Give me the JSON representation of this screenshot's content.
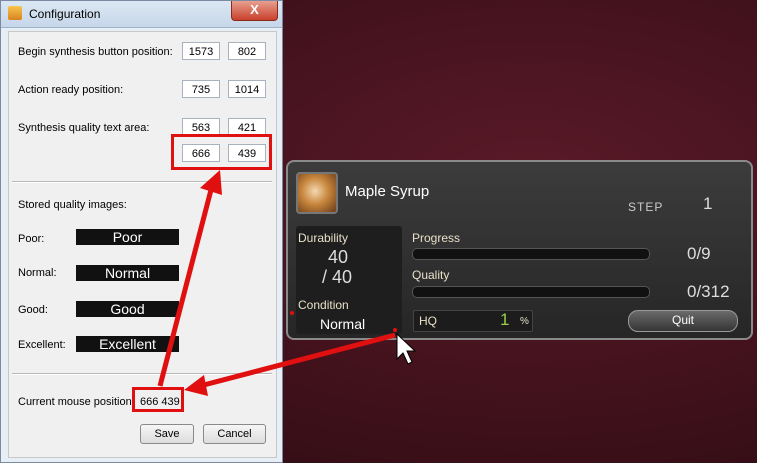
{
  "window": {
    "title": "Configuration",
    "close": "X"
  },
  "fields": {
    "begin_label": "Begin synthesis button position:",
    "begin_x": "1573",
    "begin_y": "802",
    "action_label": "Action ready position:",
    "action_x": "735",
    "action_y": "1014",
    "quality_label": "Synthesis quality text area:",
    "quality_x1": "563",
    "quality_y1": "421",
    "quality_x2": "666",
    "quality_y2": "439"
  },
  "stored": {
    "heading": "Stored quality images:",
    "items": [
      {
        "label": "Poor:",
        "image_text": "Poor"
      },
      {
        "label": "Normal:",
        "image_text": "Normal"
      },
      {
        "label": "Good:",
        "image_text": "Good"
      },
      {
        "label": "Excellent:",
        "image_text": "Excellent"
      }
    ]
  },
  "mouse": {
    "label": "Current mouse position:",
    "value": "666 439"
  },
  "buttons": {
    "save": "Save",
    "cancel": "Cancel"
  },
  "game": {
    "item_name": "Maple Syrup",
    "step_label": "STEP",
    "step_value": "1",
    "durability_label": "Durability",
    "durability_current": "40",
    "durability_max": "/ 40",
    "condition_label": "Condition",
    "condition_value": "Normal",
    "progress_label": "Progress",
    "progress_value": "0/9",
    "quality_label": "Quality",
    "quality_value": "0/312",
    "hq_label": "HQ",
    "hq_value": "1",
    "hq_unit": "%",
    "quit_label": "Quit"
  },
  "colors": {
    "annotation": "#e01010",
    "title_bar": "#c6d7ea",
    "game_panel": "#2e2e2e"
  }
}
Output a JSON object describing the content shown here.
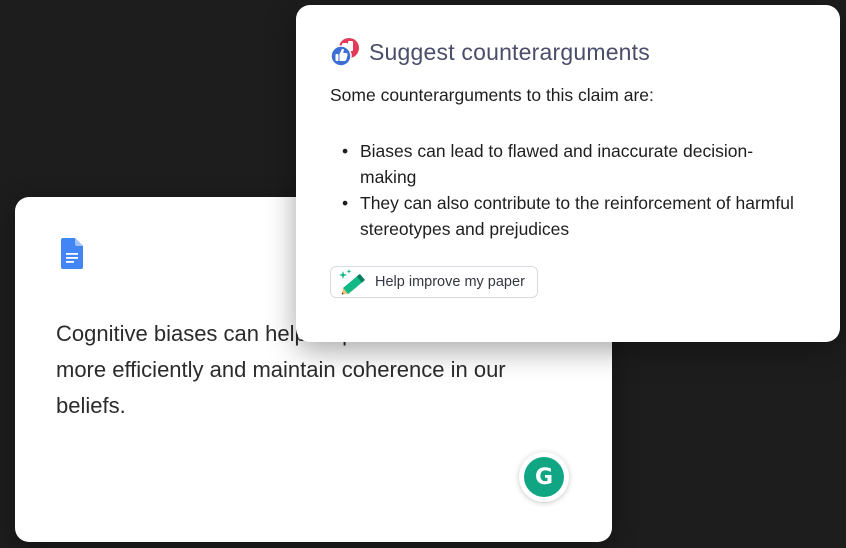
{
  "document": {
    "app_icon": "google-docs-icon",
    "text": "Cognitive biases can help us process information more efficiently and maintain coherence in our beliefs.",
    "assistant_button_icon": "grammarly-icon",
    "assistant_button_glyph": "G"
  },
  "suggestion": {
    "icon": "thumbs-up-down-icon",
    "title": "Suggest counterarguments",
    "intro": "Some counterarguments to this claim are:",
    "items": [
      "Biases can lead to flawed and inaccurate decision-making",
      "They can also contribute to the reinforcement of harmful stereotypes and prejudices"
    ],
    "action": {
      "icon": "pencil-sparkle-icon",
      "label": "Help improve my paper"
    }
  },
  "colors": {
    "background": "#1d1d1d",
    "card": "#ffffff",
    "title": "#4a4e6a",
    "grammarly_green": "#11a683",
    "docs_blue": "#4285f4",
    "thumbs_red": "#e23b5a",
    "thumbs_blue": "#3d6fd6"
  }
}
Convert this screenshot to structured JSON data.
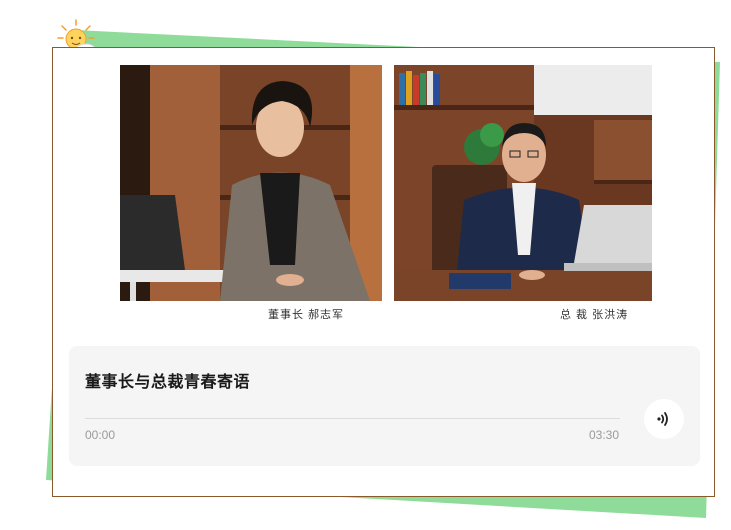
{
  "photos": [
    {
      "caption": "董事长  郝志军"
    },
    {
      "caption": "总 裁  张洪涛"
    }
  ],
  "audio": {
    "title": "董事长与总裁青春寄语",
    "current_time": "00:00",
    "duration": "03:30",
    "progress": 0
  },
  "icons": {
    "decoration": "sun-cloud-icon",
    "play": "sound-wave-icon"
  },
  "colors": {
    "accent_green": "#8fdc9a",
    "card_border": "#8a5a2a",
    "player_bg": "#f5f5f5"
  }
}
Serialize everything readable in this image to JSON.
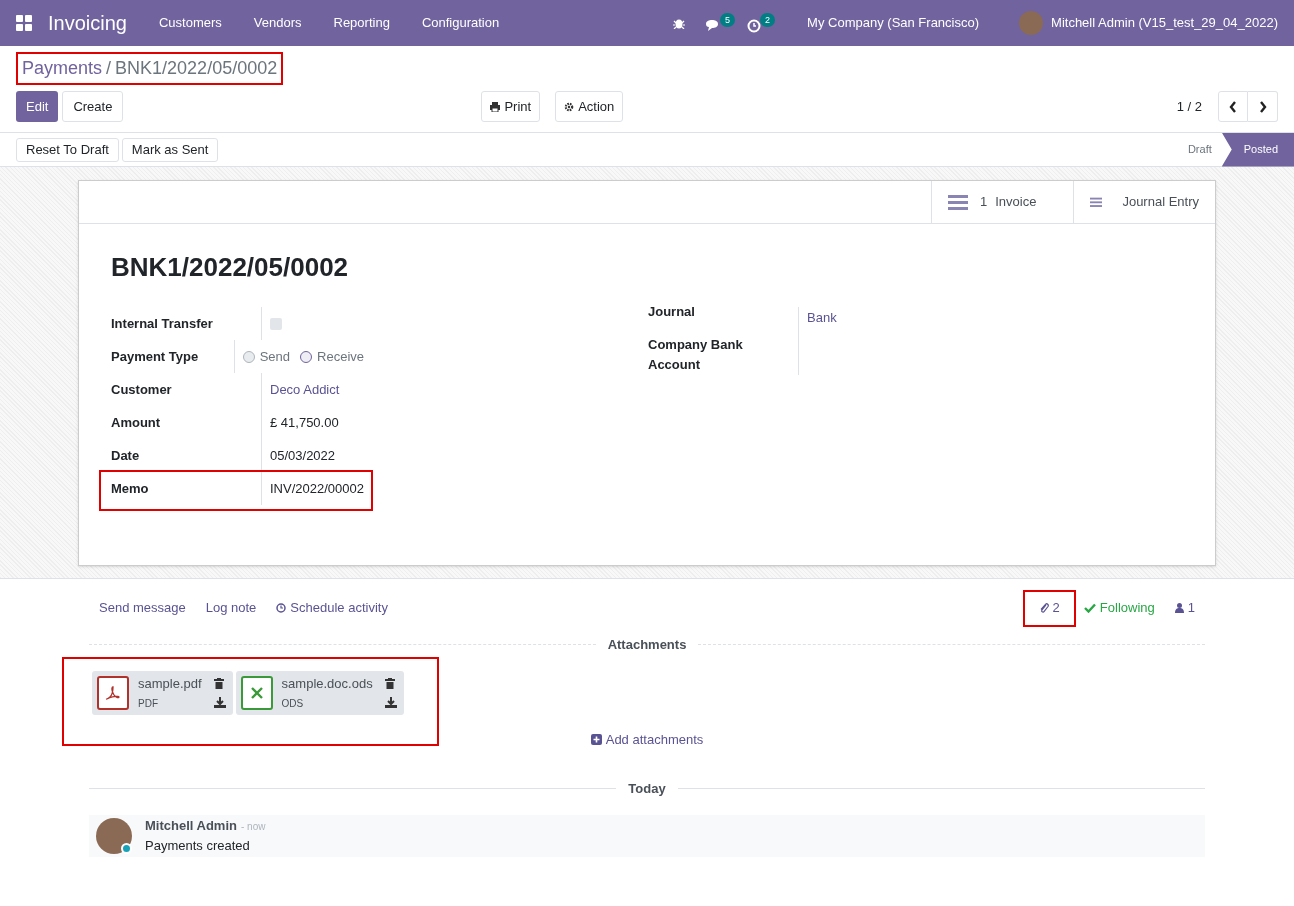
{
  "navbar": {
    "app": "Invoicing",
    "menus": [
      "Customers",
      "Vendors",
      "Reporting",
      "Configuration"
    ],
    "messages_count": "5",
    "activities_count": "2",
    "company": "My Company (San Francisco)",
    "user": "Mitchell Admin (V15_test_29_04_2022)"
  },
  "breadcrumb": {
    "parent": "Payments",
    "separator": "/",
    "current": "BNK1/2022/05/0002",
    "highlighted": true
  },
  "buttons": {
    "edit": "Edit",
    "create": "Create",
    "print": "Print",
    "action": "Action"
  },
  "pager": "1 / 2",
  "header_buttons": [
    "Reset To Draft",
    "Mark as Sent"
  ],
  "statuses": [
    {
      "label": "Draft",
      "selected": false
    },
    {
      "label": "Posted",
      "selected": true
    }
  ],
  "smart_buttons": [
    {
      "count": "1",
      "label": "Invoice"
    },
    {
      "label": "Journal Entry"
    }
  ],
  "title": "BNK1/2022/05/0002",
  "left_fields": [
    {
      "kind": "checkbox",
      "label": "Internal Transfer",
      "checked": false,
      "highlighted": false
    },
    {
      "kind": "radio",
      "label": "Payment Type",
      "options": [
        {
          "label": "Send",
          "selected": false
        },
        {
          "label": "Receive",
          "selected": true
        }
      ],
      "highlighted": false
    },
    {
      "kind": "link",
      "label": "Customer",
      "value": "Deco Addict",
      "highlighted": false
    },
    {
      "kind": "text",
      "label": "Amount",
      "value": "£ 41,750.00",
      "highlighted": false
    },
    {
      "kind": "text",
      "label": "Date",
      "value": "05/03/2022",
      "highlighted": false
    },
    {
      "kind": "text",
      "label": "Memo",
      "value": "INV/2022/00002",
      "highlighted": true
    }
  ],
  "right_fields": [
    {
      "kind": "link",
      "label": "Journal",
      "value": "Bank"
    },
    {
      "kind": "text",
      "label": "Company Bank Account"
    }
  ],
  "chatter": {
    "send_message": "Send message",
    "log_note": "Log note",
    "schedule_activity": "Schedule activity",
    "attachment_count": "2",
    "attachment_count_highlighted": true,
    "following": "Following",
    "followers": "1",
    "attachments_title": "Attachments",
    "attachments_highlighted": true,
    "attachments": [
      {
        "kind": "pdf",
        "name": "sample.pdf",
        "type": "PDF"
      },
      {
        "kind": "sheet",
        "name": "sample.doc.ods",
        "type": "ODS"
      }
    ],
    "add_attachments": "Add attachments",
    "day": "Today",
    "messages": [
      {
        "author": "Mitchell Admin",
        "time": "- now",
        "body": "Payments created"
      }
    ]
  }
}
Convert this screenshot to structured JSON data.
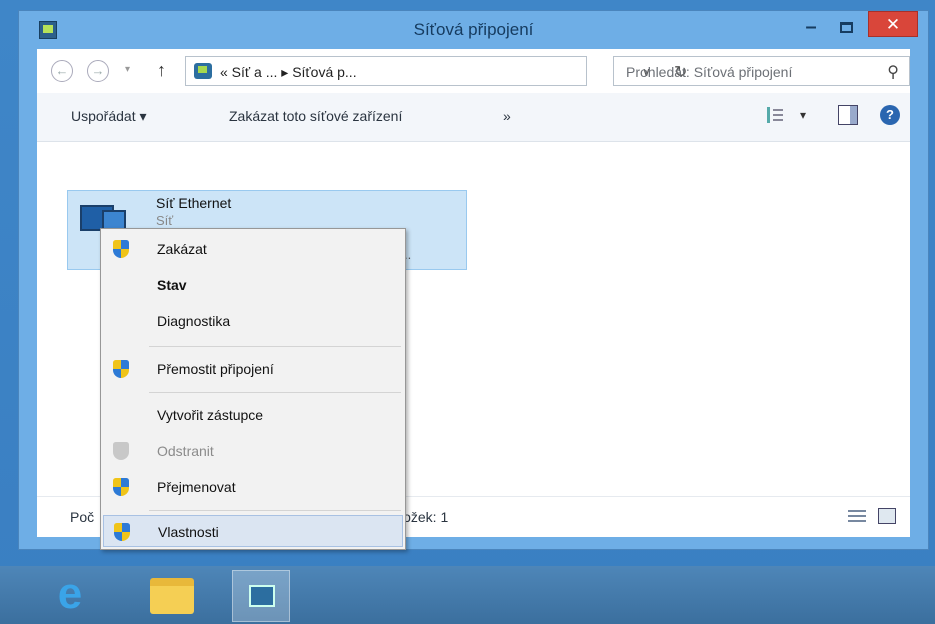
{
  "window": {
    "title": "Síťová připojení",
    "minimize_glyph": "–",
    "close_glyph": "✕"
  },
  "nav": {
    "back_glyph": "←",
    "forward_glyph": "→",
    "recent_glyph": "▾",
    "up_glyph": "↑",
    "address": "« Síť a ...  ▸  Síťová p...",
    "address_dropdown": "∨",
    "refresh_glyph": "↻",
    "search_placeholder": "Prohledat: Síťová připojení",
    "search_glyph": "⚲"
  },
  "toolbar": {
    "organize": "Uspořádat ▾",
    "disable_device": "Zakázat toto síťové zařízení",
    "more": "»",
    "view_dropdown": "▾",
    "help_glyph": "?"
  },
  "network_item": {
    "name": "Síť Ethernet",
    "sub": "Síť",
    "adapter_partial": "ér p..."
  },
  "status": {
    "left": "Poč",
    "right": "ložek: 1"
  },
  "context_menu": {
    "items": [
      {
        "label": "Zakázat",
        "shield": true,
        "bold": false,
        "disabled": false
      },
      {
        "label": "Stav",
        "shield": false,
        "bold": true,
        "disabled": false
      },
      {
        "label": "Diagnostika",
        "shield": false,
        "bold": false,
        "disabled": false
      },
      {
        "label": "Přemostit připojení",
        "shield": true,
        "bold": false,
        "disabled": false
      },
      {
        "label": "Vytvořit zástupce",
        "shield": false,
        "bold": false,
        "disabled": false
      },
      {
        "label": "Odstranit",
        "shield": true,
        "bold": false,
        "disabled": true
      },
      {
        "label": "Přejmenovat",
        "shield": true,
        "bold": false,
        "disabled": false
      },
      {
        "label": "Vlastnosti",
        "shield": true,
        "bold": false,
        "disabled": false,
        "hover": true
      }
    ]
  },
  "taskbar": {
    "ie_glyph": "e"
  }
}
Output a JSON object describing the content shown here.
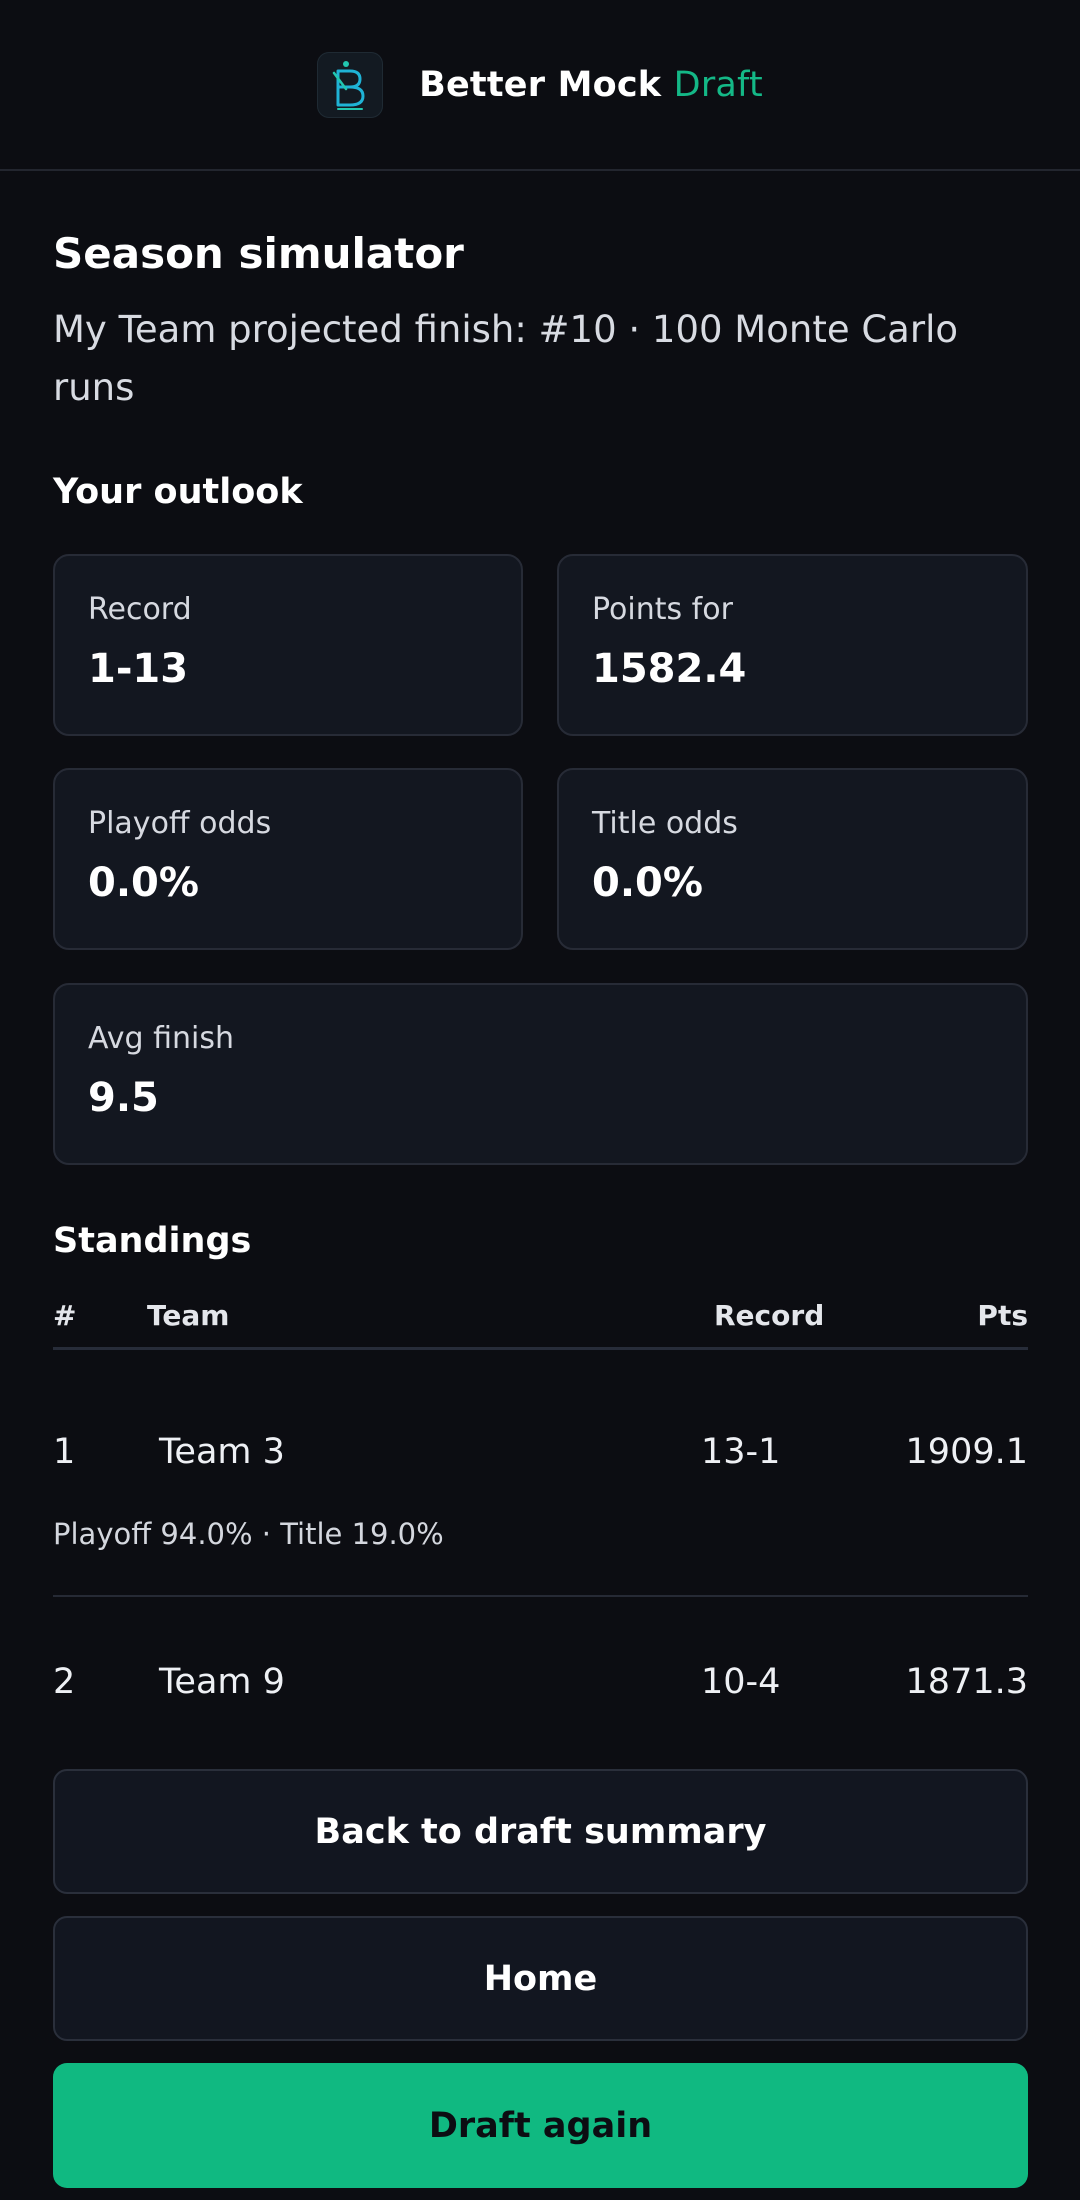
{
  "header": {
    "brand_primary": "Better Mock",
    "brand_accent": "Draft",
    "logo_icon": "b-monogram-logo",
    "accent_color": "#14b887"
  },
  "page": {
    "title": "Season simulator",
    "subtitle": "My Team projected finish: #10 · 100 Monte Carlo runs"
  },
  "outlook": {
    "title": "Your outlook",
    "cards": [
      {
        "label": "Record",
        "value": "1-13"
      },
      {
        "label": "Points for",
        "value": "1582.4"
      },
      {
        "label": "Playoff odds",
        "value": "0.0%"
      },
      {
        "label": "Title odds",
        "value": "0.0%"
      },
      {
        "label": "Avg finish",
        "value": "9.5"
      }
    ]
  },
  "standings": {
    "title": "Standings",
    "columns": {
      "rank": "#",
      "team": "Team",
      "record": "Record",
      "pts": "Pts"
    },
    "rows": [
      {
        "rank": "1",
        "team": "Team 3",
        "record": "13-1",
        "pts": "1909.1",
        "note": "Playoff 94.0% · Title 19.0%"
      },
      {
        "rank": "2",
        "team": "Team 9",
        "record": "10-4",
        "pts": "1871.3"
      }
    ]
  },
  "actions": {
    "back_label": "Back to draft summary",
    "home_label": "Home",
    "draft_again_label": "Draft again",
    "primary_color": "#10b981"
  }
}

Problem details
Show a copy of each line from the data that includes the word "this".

Task response
Give me the JSON representation of this screenshot's content.
    "intro": "Some counterarguments to this claim are:",
Convert this screenshot to structured JSON data.
Serialize everything readable in this image to JSON.
Convert this screenshot to structured JSON data.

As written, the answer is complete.